Fire has played
a significant role in shaping the forest landscape of Alberta. Fire is a natural
process in terrestrial ecosystems, and has occurred since the glaciers
retreated. The boreal forest, in particular, is a "disturbance" forest
where fire is the predominant agent of change. Forest fires have burned more
than 75 percent of Alberta's forest area in the last 50 years. It should be
noted, however, that not every fire completely destroys the forest it burns
through, nor does every fire significantly damage the trees. Some fires burn
mostly the ground cover while others burn only the tops of trees. Still others
are low intensity fires that cause little damage. This is very typical of forest
fires in Albertathey are quite variable in the degree of disturbance.
about 1,000 forest fires occur each year in the province. From 19701996, this
resulted in an average disturbance of more than 1,400 square kilometres per year.
In 1981 alone, 13,600 square kilometres of forest burned as a result of 1,522
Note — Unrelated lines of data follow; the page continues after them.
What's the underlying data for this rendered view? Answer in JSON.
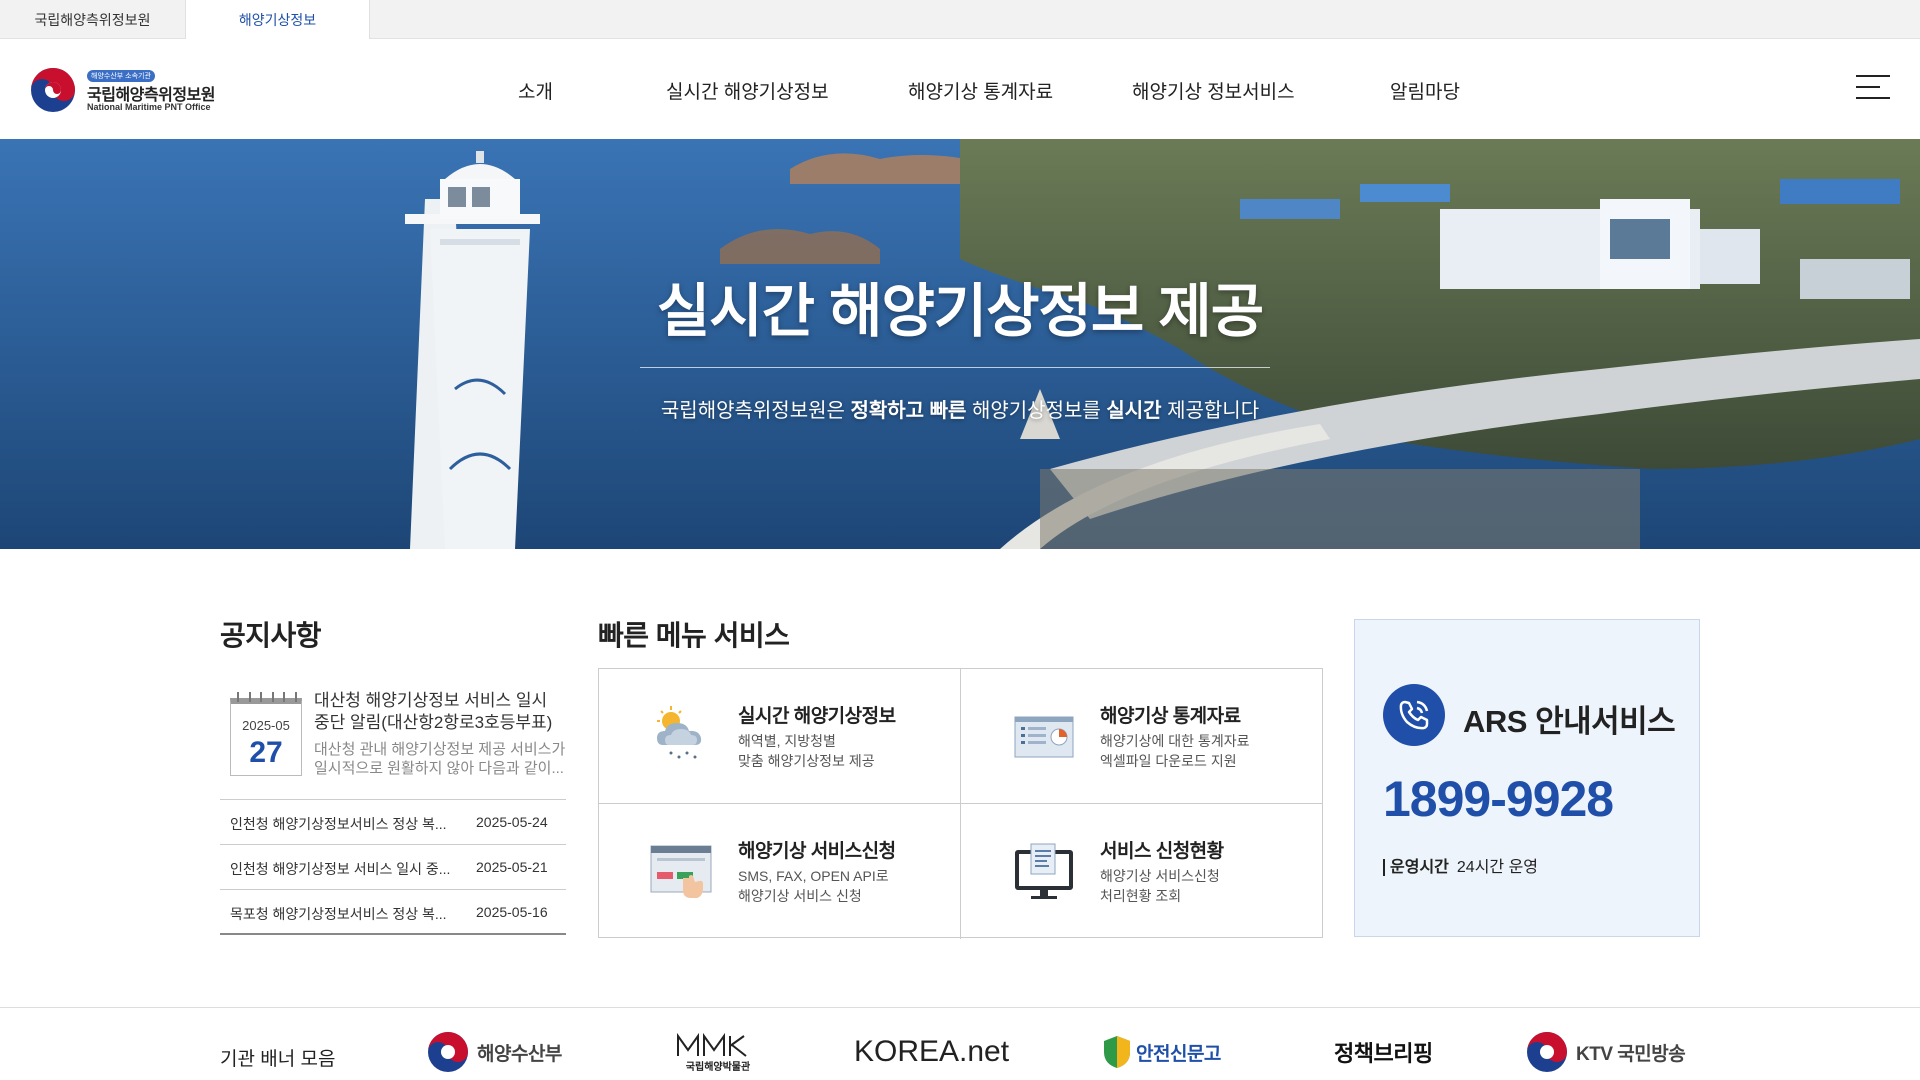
{
  "util_tabs": [
    "국립해양측위정보원",
    "해양기상정보"
  ],
  "logo": {
    "badge": "해양수산부 소속기관",
    "name_kr": "국립해양측위정보원",
    "name_en": "National Maritime PNT Office"
  },
  "nav": [
    "소개",
    "실시간 해양기상정보",
    "해양기상 통계자료",
    "해양기상 정보서비스",
    "알림마당"
  ],
  "hero": {
    "title": "실시간 해양기상정보 제공",
    "sub_1": "국립해양측위정보원은 ",
    "sub_b1": "정확하고 빠른",
    "sub_2": " 해양기상정보를 ",
    "sub_b2": "실시간",
    "sub_3": " 제공합니다"
  },
  "notice": {
    "title": "공지사항",
    "featured": {
      "year_month": "2025-05",
      "day": "27",
      "title": "대산청 해양기상정보 서비스 일시 중단 알림(대산항2항로3호등부표)",
      "body_1": "대산청 관내 해양기상정보 제공 서비스가",
      "body_2": "일시적으로 원활하지 않아 다음과 같이..."
    },
    "rows": [
      {
        "title": "인천청 해양기상정보서비스 정상 복...",
        "date": "2025-05-24"
      },
      {
        "title": "인천청 해양기상정보 서비스 일시 중...",
        "date": "2025-05-21"
      },
      {
        "title": "목포청 해양기상정보서비스 정상 복...",
        "date": "2025-05-16"
      }
    ]
  },
  "quick": {
    "title": "빠른 메뉴 서비스",
    "items": [
      {
        "title": "실시간 해양기상정보",
        "desc_1": "해역별, 지방청별",
        "desc_2": "맞춤 해양기상정보 제공",
        "icon": "weather-icon"
      },
      {
        "title": "해양기상 통계자료",
        "desc_1": "해양기상에 대한 통계자료",
        "desc_2": "엑셀파일 다운로드 지원",
        "icon": "statistics-icon"
      },
      {
        "title": "해양기상 서비스신청",
        "desc_1": "SMS, FAX, OPEN API로",
        "desc_2": "해양기상 서비스 신청",
        "icon": "apply-icon"
      },
      {
        "title": "서비스 신청현황",
        "desc_1": "해양기상 서비스신청",
        "desc_2": "처리현황 조회",
        "icon": "monitor-icon"
      }
    ]
  },
  "ars": {
    "title": "ARS 안내서비스",
    "number": "1899-9928",
    "hours_label": "운영시간",
    "hours_value": "24시간 운영"
  },
  "banners": {
    "title": "기관 배너 모음",
    "items": [
      "해양수산부",
      "국립해양박물관",
      "KOREA.net",
      "안전신문고",
      "정책브리핑",
      "KTV 국민방송"
    ]
  },
  "colors": {
    "accent": "#1f4fa8",
    "ars_bg": "#eef4fb"
  }
}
Department of the Environment. State of the Environment Report, Terrestrial Ecosystems. Edmonton: n.p., 2001. With permission from Alberta Environment.